Average Toronto family could pay nearly $700 more in local taxes, fees
Based on data from December's preliminary budget, tax, fee hikes could add up to big money
Your taxes and fees could increase in Toronto's 2017 budget by a substantial margin.
Radio-Canada has calculated the impact on an average, homeowning family with two children — including one in a school daycare.
The estimate is conservative, as property taxes vary depending on the assessment of a home and water bills are based on the family's consumption rate. The number of recreational activities is a minimum. The more children or activities, the higher the cost.
|TAX IMPACT ON THE MEDIAN HOUSEHOLD (2017)|
Property taxes will increase by at least two per cent for homeowners, plus an additional 0.5 per cent per year with Mayor John Tory's proposed City Building Fund. That tax would increase every year for a period of five years, to 2.5 per cent in 2021.
According to the city's data, owners of a house valued at $587,471 will pay an average of $96 more in property taxes than last year — totalling $2,841 in 2017. That doesn't include the school tax.
Water rates increased by 5 per cent on Jan. 1, costing the average household about $46 more. Residents will also pay two per cent more for garbage collection — an increase of about $7 per bin — plus an additional $8 for the collection of large items.
The proposed increase to recreational programs and summer camps offered by the city is 2.3 per cent. For example, enrolling two children in swimming lessons for three sessions during the year will cost about $11 more.
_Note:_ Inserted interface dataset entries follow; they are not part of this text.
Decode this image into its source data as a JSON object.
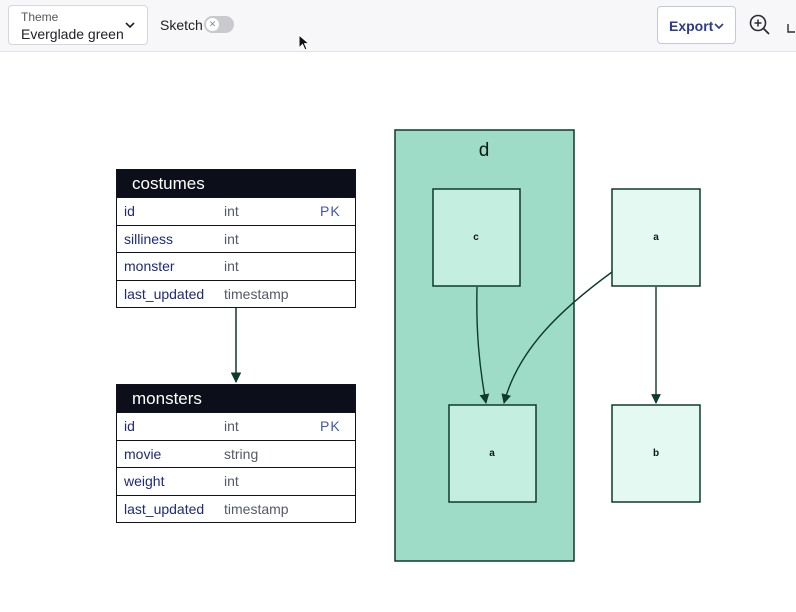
{
  "toolbar": {
    "theme_label": "Theme",
    "theme_value": "Everglade green",
    "sketch_label": "Sketch",
    "sketch_enabled": false,
    "export_label": "Export",
    "icons": [
      "chevron-down-icon",
      "close-icon",
      "zoom-in-icon",
      "cursor-icon"
    ]
  },
  "er": {
    "tables": [
      {
        "name": "costumes",
        "columns": [
          {
            "name": "id",
            "type": "int",
            "key": "PK"
          },
          {
            "name": "silliness",
            "type": "int",
            "key": ""
          },
          {
            "name": "monster",
            "type": "int",
            "key": ""
          },
          {
            "name": "last_updated",
            "type": "timestamp",
            "key": ""
          }
        ]
      },
      {
        "name": "monsters",
        "columns": [
          {
            "name": "id",
            "type": "int",
            "key": "PK"
          },
          {
            "name": "movie",
            "type": "string",
            "key": ""
          },
          {
            "name": "weight",
            "type": "int",
            "key": ""
          },
          {
            "name": "last_updated",
            "type": "timestamp",
            "key": ""
          }
        ]
      }
    ]
  },
  "graph": {
    "container_label": "d",
    "nodes": {
      "c": "c",
      "a_inner": "a",
      "a_outer": "a",
      "b": "b"
    },
    "colors": {
      "container_fill": "#9fdcc7",
      "inner_node_fill": "#c4eedf",
      "outer_node_fill": "#e3f9f1",
      "stroke": "#0e3b2b"
    }
  }
}
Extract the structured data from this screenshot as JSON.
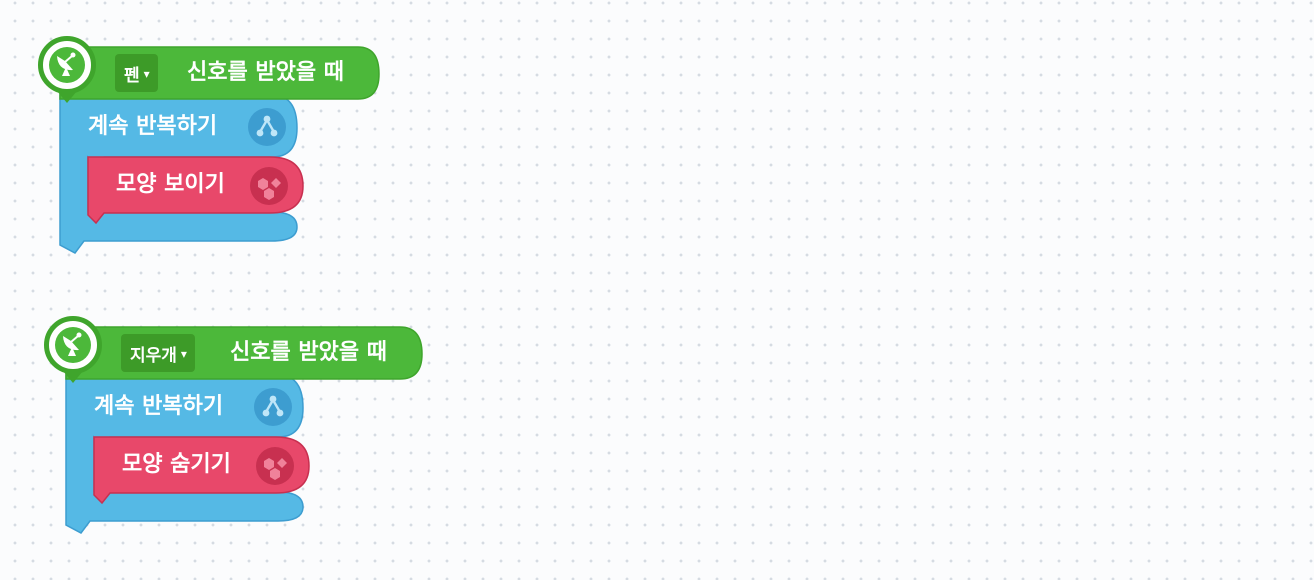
{
  "colors": {
    "event_green": "#4cb83a",
    "event_green_dark": "#3fa52c",
    "flow_blue": "#55b9e5",
    "flow_blue_dark": "#3d9dd0",
    "looks_red": "#e8486a",
    "looks_red_dark": "#c83050",
    "background": "#fbfcfd",
    "grid_dot": "#d5dbe2"
  },
  "scripts": [
    {
      "hat": {
        "icon": "satellite-dish-icon",
        "dropdown_value": "펜",
        "dropdown_arrow": "▾",
        "label": "신호를 받았을 때"
      },
      "loop": {
        "label": "계속 반복하기",
        "icon": "flow-branch-icon"
      },
      "inner": {
        "label": "모양 보이기",
        "icon": "shapes-icon"
      }
    },
    {
      "hat": {
        "icon": "satellite-dish-icon",
        "dropdown_value": "지우개",
        "dropdown_arrow": "▾",
        "label": "신호를 받았을 때"
      },
      "loop": {
        "label": "계속 반복하기",
        "icon": "flow-branch-icon"
      },
      "inner": {
        "label": "모양 숨기기",
        "icon": "shapes-icon"
      }
    }
  ]
}
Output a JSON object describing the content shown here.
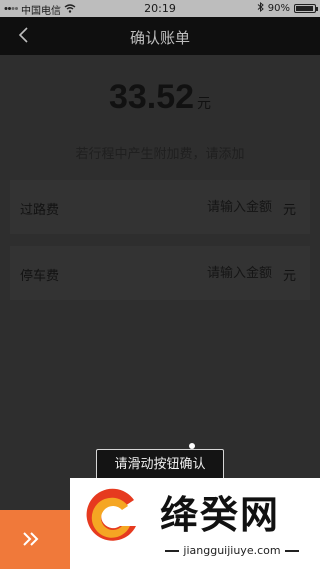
{
  "status_bar": {
    "carrier": "中国电信",
    "time": "20:19",
    "battery": "90%",
    "battery_level": 0.9
  },
  "header": {
    "title": "确认账单"
  },
  "bill": {
    "amount": "33.52",
    "unit": "元",
    "hint": "若行程中产生附加费，请添加"
  },
  "fees": [
    {
      "label": "过路费",
      "placeholder": "请输入金额",
      "unit": "元"
    },
    {
      "label": "停车费",
      "placeholder": "请输入金额",
      "unit": "元"
    }
  ],
  "slider": {
    "tooltip": "请滑动按钮确认"
  },
  "watermark": {
    "brand": "绛癸网",
    "url": "jiangguijiuye.com"
  },
  "colors": {
    "accent": "#f0793a",
    "nav_bg": "#0f0f0f",
    "overlay_bg": "#2e2e2e"
  }
}
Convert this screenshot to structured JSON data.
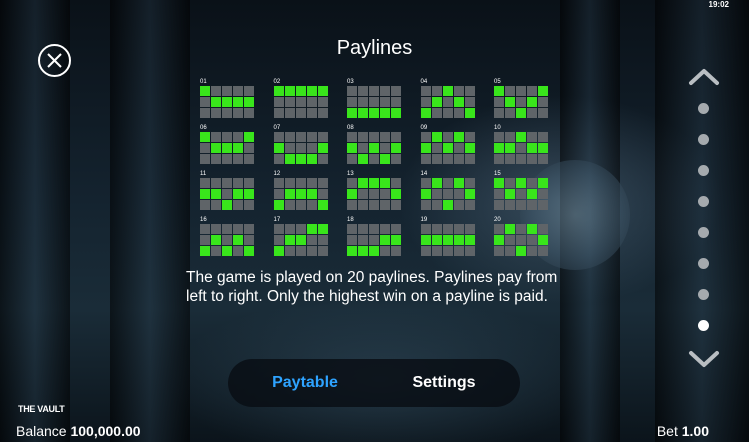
{
  "status_time": "19:02",
  "title": "Paylines",
  "paylines": [
    {
      "num": "01",
      "rows": [
        0,
        1,
        1,
        1,
        1
      ]
    },
    {
      "num": "02",
      "rows": [
        0,
        0,
        0,
        0,
        0
      ]
    },
    {
      "num": "03",
      "rows": [
        2,
        2,
        2,
        2,
        2
      ]
    },
    {
      "num": "04",
      "rows": [
        2,
        1,
        0,
        1,
        2
      ]
    },
    {
      "num": "05",
      "rows": [
        0,
        1,
        2,
        1,
        0
      ]
    },
    {
      "num": "06",
      "rows": [
        0,
        1,
        1,
        1,
        0
      ]
    },
    {
      "num": "07",
      "rows": [
        1,
        2,
        2,
        2,
        1
      ]
    },
    {
      "num": "08",
      "rows": [
        1,
        2,
        1,
        2,
        1
      ]
    },
    {
      "num": "09",
      "rows": [
        1,
        0,
        1,
        0,
        1
      ]
    },
    {
      "num": "10",
      "rows": [
        1,
        1,
        0,
        1,
        1
      ]
    },
    {
      "num": "11",
      "rows": [
        1,
        1,
        2,
        1,
        1
      ]
    },
    {
      "num": "12",
      "rows": [
        2,
        1,
        1,
        1,
        2
      ]
    },
    {
      "num": "13",
      "rows": [
        1,
        0,
        0,
        0,
        1
      ]
    },
    {
      "num": "14",
      "rows": [
        1,
        0,
        2,
        0,
        1
      ]
    },
    {
      "num": "15",
      "rows": [
        0,
        1,
        0,
        1,
        0
      ]
    },
    {
      "num": "16",
      "rows": [
        2,
        1,
        2,
        1,
        2
      ]
    },
    {
      "num": "17",
      "rows": [
        2,
        1,
        1,
        0,
        0
      ]
    },
    {
      "num": "18",
      "rows": [
        2,
        2,
        2,
        1,
        1
      ]
    },
    {
      "num": "19",
      "rows": [
        1,
        1,
        1,
        1,
        1
      ]
    },
    {
      "num": "20",
      "rows": [
        1,
        0,
        2,
        0,
        1
      ]
    }
  ],
  "description": "The game is played on 20 paylines. Paylines pay from left to right. Only the highest win on a payline is paid.",
  "pagination": {
    "pages": 8,
    "active_page": 8
  },
  "tabs": {
    "paytable": "Paytable",
    "settings": "Settings",
    "active": "paytable"
  },
  "logo_text": "THE VAULT",
  "balance": {
    "label": "Balance",
    "value": "100,000.00"
  },
  "bet": {
    "label": "Bet",
    "value": "1.00"
  },
  "colors": {
    "payline_on": "#39e51b",
    "payline_off": "#5f6468",
    "active_tab": "#2ea3ff"
  },
  "icons": {
    "close": "close-circle-icon",
    "up": "chevron-up-icon",
    "down": "chevron-down-icon"
  }
}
However, several sports and artistic activities are subject to a second increase of 10 per cent, which is equivalent to an increase of $30 for the year. Six weeks of summer camp could cost about $112 more.
User fees for facilities like baseball and soccer fields and indoor rinks could increase between 2.3 and 42.2 per cent. Organizations would have to recover those increases by hiking registration fees.
Daycare in schools
Earlier this month, Coun. Janet Davis urged the budget committee to back away from a proposal that would eliminate the annual $4.1 million in occupancy costs paid to local school boards that have daycares in their buildings. School board trustees have already pointed out those daycares — about 350 schools currently get city money to help house daycares — would likely pass the increased costs on to parents.
Eliminating the municipal subsidy would mean some parents may have to pay up to $350 more per year per child.
The city's budget committee is expected to wrap up discussions on the 2017 budget Tuesday. It will go before the executive committee Feb. 7.
The final budget goes to city council for final approval Feb. 15.